LWB Community Blog

One Life At a Time

Today I was asked what my job was, and I explained that I help orphaned children. The response was one that I get often: “Oh, it must feel wonderful to help kids like that.” I smiled and said I agreed even while thinking that it definitely isn’t “wonderful” to have to turn children away who are critically ill or to fall in love with a child only to get the call that, despite your efforts, she has passed away in an orphanage.

There are now over 175 volunteers who give of their time each day to help run LWB’s programs. There aren’t enough words to tell them how grateful I am for their help. They are moms and dads and social workers and grandparents, all of whom closely watch over the kids in our programs. They are people whose hearts are often broken when a child in their program becomes sick or needs help that isn’t available or sadly isn’t chosen for adoption. Sometimes they call me and tell me they don’t know if they can do the work anymore because it is so much harder than expected and because their own hearts HURT when a child is hurting as well.

As I wrote in our blog last week, I was feeling exactly that way when I first came back from the JCICS meeting in New York. Hearing about the needs of orphaned children worldwide IS overwhelming. It can be so disheartening to look at the BIG picture of two million orphaned children living in institutions worldwide and wonder if you are even making the tiniest of differences by having ten kids in foster care here or 20 kids in a school program there.

But then — and I love when this happens — I got an email with photos of a little girl whose adoption had been disrupted in the past. Our team of volunteers fought and advocated for her to have another chance, and now she is HOME with a family who will love her forever. And I got a call from an adoptive family whose little girl’s surgery was done through LWB, and the mom wanted me to know that their lives would not be the same without her.

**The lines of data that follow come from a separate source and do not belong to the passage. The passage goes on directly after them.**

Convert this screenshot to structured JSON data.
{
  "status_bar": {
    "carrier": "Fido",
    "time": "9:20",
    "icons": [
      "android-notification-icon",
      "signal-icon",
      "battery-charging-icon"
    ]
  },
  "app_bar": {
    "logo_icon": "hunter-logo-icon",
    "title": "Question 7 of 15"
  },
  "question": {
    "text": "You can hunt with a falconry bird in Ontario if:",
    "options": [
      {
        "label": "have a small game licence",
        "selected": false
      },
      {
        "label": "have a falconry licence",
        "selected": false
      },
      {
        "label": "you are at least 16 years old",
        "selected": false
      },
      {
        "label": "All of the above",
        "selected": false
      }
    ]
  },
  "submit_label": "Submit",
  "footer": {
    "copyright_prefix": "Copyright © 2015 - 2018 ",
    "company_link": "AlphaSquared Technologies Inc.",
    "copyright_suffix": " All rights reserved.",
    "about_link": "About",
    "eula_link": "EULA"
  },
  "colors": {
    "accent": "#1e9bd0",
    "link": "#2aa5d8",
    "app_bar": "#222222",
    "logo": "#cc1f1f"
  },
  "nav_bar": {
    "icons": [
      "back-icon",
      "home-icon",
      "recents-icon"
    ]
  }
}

And the news that Suzy, an incredibly sweet and talented girl who is blind – Suzy in our Zhaotong foster care program — had been chosen by a family for adoption. And then the joyous news that an orphanage that has not been open to outside help had agreed to send us several of their failure-to-thrive babies to care for…three more precious lives saved.

It is far too easy at times to feel overwhelmed by the need. To let our frustrations in not being able to help every child color our feelings and make us feel like our efforts aren’t big enough or that our $10 donation won’t really make a difference in the world. But the truth is that every act of kindness makes a difference. It’s been raining this week in Oklahoma, and today for a brief moment the clouds parted and the most beautiful ray of sunshine shone through. At that moment it hit me so clearly that working with vulnerable children can be just like that vast sky. It’s easy to just see the clouds of need and feel we can’t make a “real” difference. But then, when we realize that we have helped one precious child completely change his or her life, well, that’s the sweetest ray of light there is.

This week, I was blessed to speak with a man who was born in China in the 1930s to American parents who were working there all those years ago. As we got ready to hang up the phone, he said to me, “Don’t ever grow tired of trying to help the kids.” What important words those are for all of us. To everyone who supports our work, who gives of their time, who covers these beautiful children in prayers, I send my heartfelt thanks. None of your efforts are ever wasted if even one more child in this world is given a reason to hope.

Leave a Comment

Your email address will not be published.

This site uses Akismet to reduce spam. Learn how your comment data is processed.

  • What a beautiful post. “Don’t ever grow tired of trying to help the kids.” That totally got me.

    And I have to ask – who is that little one in the first pic? Is she on an agency list? Shared list? She’s totally making me come back and back to this post.